I tried to think of an appealing common theme as an excuse to recommend all of these books but I failed. I just need you to read them because they’re good. I’m like Oprah, but not rich and also not popular or influential.
1. Zazen by Vanessa Veselka
I’m sure this isn’t the first time I’ve recommended this book here. I’m not gonna stop, ever. Zazen is a speculative fiction story about Della, who has something like post-traumatic stress disorder. She gets through her breakdown by becoming, in a bit of a dreamlike way, a guerrilla revolutionary. The dystopian near-future setting is so eerily true that my hair stands on end sometimes; the writing is so beautiful that it knocks the breath out of me.

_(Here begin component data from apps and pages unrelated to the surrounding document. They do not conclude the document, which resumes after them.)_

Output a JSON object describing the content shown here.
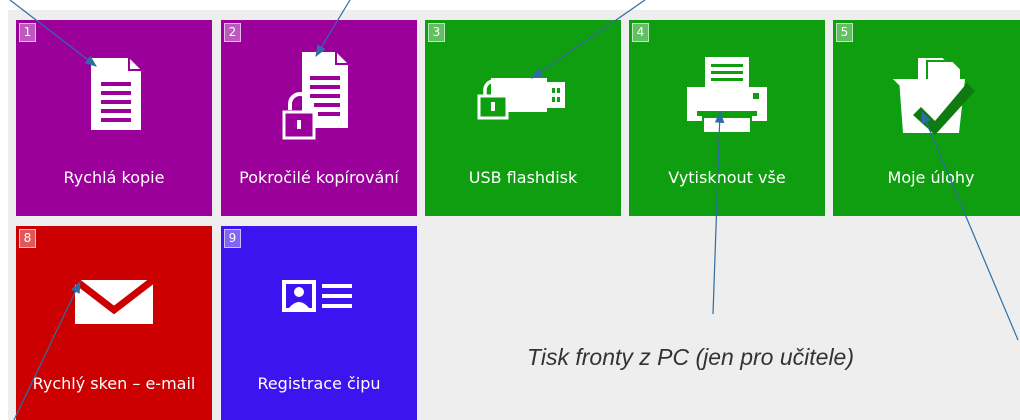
{
  "tiles": [
    {
      "number": "1",
      "label": "Rychlá kopie",
      "icon": "document-icon",
      "color": "#9b009b"
    },
    {
      "number": "2",
      "label": "Pokročilé kopírování",
      "icon": "document-lock-icon",
      "color": "#9b009b"
    },
    {
      "number": "3",
      "label": "USB flashdisk",
      "icon": "usb-lock-icon",
      "color": "#0f9e0f"
    },
    {
      "number": "4",
      "label": "Vytisknout vše",
      "icon": "printer-icon",
      "color": "#0f9e0f"
    },
    {
      "number": "5",
      "label": "Moje úlohy",
      "icon": "folder-check-icon",
      "color": "#0f9e0f"
    },
    {
      "number": "8",
      "label": "Rychlý sken – e-mail",
      "icon": "envelope-icon",
      "color": "#cc0000"
    },
    {
      "number": "9",
      "label": "Registrace čipu",
      "icon": "id-card-icon",
      "color": "#3c14f0"
    }
  ],
  "caption": "Tisk fronty z PC (jen pro učitele)"
}
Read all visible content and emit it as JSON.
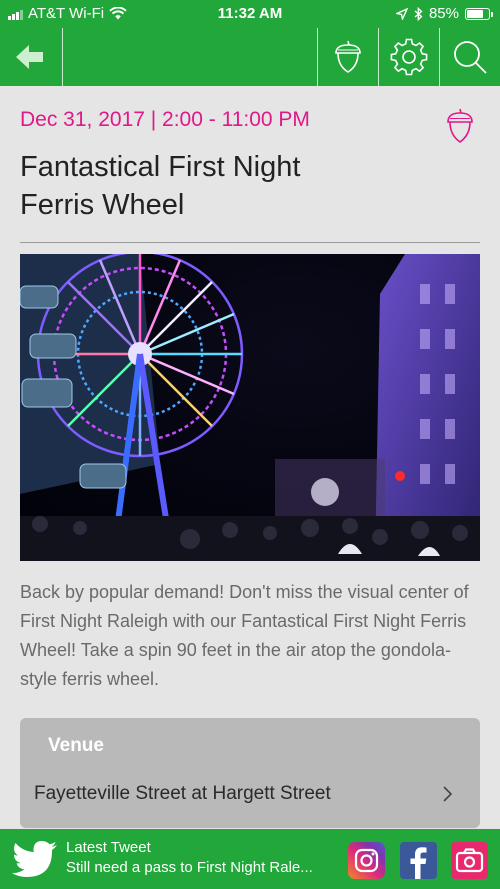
{
  "status_bar": {
    "carrier": "AT&T Wi-Fi",
    "time": "11:32 AM",
    "battery": "85%",
    "battery_level": 0.85
  },
  "nav": {
    "icons": [
      "back-arrow-icon",
      "acorn-icon",
      "gear-icon",
      "search-icon"
    ]
  },
  "event": {
    "date": "Dec 31, 2017 | 2:00 - 11:00 PM",
    "title": "Fantastical First Night Ferris Wheel",
    "description": "Back by popular demand! Don't miss the visual center of First Night Raleigh with our Fantastical First Night Ferris Wheel! Take a spin 90 feet in the air atop the gondola-style ferris wheel.",
    "favorite_icon": "acorn-outline-icon"
  },
  "venue": {
    "heading": "Venue",
    "name": "Fayetteville Street at Hargett Street"
  },
  "footer": {
    "label": "Latest Tweet",
    "tweet": "Still need a pass to First Night Rale...",
    "social": [
      "instagram-icon",
      "facebook-icon",
      "camera-icon"
    ]
  },
  "colors": {
    "brand_green": "#22a83a",
    "accent_magenta": "#e0198a",
    "background": "#e5e5e5",
    "card_gray": "#b9b9b9"
  }
}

2. Gold Fame Citrus by Claire Vaye Watkins
I am almost hyperventilating right now with how gorgeous this book is. Another near-future spec fic offering (I swear, that’s not the WHOLE list), this time focusing on a future projected from California’s water shortage issues. Luz and Ray have moved into an abandoned starlet’s home in Malibu; they’re renovating while living on ration cola and whatever wilting, rotting fruit her cash reserves can buy. They steal something important and it changes their entire lives. The language in this book rivals the language in Zazen. I don’t think I could pick a favorite between them.
3. 13 Ways Of Looking At A Fat Girl by Mona Awad
THIS BOOK. THIS. BOOK.
It’s not an easy book to read. If you have been a fat girl and have faced trauma from your fat, the recognition of yourself in this book will be acute. Every single goddamn thing in this book is so real. It doesn’t shy away from being a fat girl and your relationship to sex; it doesn’t shy away from being a fat girl and your relationship to family, or coworkers, or friends, or your own body. I wasn’t sure about it until the end of the second story, which made me want to cheer right the fuck out loud; after that, I was hooked. (I also didn’t figure out that the stories followed the same girl until way late, oops.) Read it.
4. How To Get Into the Twin Palms by Karolina Waclawiak
I read this book four years ago and it still lingers in my mind, curled up like a purring cat with claws. Set against a backdrop of Los Angeles on fire, Anya, a Polish-American girl who has lost her job, obsesses over the exclusive Russian club next door to her apartment. She seduces a man that she sees attending the club, Lev–a man that she sometimes can’t stand, a man whose smell in her mattress sometimes makes her ill–to try to gain entrance.
Anya’s restlessness and dissatisfaction are as potent and foreboding and dangerous as the smoke in the air. Waclawiak’s language is rich and descriptive; she captured the feeling of California afire and she captured the searching, self-destructive bent of being young and adrift.
5. The Polish Boxer by Eduardo Halfon (translated by Daniel Hahn, Ollie Brock, Lisa Dillman, Thomas Bunstead, and Anne McLean)
DON’T SKIP THIS ONE
IT IS NOT A BOXING NOVEL
I was 100% not excited to receive this book when I first got it. I admit, I judged it by the title. Polish boxer? Zzzzzzzz. Holy crap, I have never been happier to be wrong.
When I reviewed this book, I described it as Anthony Bourdain meets Jack Kerouac in Latin America. Halfon’s writing crawled right into my brain and my heart and even my loins at one point (I basically had hot flashes); when I finished, I was half in love with him. The book is a series of stories that Halfon himself is the narrator of, but how much is fiction and how much is real isn’t clear–and it doesn’t matter, at all.
6. The Earthquake Machine by Mary Pauline Lowry
It’s physically painful to me that you’re going to click through that link (you are, right?) and see the current cover design that the author is using. It doesn’t match the book at all. Don’t let it deter you, though; this book tells a story that needs badly to be read.
Rhonda is a badass teen protagonist who is tough as fucking nails and goes through some really real shit. (There is some pretty graphic sex and stuff in here so it may not be appropriate for all YA audiences, depending on your stance on what teens should be allowed to read.) The characters in this book are great. Rhonda’s story is great. It was another wonderful surprise of a novel.
7. The Last Warner Woman by Kei Miller
This novel is a duel of two unreliable narrators. “Mr. Writer Man” is telling a more straightforward narrative: the story of Adamine Bustamante, a “warner woman” from Jamaica. A “warner woman” is a woman with the gift of prophecy; Adamine finds that she is not universally respected for her gifts, and ends up locked in an asylum. His narrative is intertwined with Adamine’s attempt to correct what he gets wrong, what he doesn’t understand or dismisses as being untrue. The narrative struggle brings out many angles of this intriguing page-turner.
What books would you tell everyone to read because they’re just so freaking good?